    Yes, the stained glass is being salvaged. The old pipe organ went to UT and many other art pieces were saved.
    It is unfortunate to see this go, but it is just a building. The Church is the people.

    Mark 13
    1 As Jesus was leaving the temple, one of his disciples said to him, “Look, Teacher! What massive stones! What magnificent buildings!”
    2 “Do you see all these great buildings?” replied Jesus. “Not one stone here will be left on another; every one will be thrown down.”

  • Jeremy:
    I would add that in about 5.4 billion years, the sun will grow hot enough to cause hydrogen fusion in its outer shell, which will cause it to expand into a red giant, incinerating Earth. Therefore, why should anyone bother with preserving beautiful buildings (or anything else, for that matter)?

  • Reductio ad absurdum!

    I’m hardly a preservationist, but I do think we should do what we can to save worthwhile buildings. I also think we should be willing to let buildings die. Selling this campus was not an easy decision.

    If you want to learn more about the inclusive community of St. Philip Presbyterian, come check out our BBQ on Saturday, September 10. Food is served at 6pm. All are welcome.
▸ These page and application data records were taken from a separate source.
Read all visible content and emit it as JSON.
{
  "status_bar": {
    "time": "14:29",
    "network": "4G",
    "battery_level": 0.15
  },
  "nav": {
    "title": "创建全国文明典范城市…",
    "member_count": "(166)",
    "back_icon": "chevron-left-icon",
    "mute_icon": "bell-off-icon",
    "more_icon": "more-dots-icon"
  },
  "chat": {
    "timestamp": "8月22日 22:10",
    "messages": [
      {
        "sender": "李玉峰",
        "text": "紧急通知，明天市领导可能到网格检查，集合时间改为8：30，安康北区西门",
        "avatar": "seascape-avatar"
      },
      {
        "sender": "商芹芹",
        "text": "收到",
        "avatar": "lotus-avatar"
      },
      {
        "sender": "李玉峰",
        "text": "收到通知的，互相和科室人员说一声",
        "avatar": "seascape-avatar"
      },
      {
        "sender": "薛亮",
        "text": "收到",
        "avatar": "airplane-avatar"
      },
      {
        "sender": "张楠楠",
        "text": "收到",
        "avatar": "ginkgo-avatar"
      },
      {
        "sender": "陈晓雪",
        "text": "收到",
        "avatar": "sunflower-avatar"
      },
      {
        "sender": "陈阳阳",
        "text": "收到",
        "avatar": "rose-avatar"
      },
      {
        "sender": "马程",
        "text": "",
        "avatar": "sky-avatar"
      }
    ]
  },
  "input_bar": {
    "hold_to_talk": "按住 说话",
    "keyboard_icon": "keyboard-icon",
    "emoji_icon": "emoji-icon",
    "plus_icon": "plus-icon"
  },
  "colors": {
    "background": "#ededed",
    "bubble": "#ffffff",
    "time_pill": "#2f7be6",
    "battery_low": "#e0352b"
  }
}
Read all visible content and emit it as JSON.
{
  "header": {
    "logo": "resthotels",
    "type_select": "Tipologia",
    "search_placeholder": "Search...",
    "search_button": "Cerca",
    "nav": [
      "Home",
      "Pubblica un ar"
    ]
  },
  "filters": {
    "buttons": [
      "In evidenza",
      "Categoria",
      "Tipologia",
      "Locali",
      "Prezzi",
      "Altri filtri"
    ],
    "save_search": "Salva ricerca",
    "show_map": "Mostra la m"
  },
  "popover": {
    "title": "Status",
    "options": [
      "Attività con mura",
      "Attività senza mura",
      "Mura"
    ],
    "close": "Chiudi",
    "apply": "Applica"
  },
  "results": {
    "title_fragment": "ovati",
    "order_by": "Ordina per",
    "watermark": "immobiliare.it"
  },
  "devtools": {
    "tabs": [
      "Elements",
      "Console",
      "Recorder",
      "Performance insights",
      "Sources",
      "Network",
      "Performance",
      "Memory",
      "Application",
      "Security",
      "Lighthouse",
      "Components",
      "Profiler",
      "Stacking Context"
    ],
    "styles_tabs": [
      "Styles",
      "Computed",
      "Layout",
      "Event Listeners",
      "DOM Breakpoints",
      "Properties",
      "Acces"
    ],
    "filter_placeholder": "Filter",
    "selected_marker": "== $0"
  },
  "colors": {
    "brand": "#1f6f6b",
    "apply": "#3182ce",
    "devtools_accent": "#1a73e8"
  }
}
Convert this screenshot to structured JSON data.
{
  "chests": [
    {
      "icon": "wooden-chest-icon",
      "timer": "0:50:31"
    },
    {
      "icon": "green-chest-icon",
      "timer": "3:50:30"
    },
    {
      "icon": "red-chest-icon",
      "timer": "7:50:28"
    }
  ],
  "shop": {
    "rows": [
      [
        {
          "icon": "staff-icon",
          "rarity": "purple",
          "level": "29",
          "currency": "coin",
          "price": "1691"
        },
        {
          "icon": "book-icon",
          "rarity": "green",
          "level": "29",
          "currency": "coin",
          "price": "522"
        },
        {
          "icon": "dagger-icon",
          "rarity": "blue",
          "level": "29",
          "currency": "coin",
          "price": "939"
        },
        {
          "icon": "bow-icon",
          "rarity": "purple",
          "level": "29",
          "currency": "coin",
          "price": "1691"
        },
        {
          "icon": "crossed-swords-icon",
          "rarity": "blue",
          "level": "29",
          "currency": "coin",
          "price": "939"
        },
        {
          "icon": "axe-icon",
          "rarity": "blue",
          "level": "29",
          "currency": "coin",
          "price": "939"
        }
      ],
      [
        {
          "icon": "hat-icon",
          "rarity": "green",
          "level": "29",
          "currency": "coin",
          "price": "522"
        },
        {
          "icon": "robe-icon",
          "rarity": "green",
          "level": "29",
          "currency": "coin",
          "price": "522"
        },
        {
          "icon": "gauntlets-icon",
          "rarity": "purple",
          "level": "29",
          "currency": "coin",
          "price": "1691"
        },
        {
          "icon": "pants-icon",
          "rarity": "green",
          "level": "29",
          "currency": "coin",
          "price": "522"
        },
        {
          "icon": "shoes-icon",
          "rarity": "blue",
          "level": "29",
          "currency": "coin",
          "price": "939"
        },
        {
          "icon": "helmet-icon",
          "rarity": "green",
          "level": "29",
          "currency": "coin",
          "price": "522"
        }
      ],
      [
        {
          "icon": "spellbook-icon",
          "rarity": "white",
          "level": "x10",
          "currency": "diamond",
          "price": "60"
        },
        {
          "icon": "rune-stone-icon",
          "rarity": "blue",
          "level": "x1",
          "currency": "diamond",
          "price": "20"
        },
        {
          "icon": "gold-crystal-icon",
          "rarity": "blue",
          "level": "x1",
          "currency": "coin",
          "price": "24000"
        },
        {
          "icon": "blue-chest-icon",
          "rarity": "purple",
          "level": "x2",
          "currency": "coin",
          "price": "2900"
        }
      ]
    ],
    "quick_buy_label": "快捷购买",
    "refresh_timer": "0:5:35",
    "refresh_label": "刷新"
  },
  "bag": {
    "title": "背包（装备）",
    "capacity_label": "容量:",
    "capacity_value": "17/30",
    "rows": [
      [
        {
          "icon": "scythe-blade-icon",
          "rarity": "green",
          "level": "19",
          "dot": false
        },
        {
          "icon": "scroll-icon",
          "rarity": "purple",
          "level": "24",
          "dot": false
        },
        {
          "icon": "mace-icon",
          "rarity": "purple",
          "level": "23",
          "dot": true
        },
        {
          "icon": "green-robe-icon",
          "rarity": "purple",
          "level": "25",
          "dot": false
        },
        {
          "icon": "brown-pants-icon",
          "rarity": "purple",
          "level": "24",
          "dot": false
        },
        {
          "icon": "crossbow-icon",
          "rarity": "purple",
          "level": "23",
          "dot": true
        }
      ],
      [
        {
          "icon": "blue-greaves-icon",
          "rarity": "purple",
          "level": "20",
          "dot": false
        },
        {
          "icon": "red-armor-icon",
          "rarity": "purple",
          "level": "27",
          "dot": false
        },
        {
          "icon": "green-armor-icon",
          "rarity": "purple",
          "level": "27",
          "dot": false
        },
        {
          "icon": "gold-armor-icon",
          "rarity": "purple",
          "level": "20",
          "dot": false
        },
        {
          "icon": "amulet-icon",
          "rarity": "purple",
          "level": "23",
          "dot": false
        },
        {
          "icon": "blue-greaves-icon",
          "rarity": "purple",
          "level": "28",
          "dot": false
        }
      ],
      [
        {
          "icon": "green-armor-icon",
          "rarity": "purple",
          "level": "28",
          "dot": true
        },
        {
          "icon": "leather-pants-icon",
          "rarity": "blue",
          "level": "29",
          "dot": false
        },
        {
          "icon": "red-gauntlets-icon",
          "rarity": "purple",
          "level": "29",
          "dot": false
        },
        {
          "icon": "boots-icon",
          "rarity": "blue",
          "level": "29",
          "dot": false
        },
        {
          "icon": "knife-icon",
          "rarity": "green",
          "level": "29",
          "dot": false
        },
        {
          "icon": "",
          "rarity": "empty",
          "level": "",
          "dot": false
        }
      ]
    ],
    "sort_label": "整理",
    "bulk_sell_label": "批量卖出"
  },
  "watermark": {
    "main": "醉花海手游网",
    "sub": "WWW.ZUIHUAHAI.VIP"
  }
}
  • I’ve spent many hours tuning the beautiful Aeolian-Skinner pipe organ here, and I’m very sad to think that this beautiful building no longer exists. There are manyh churches that should be torn down, but beautiful examples of modern architecture like this one shnould e preserved. Sadly, we may live to see all beautiful buildings torn down and have for our children only books containing pictures of what once was but is no more.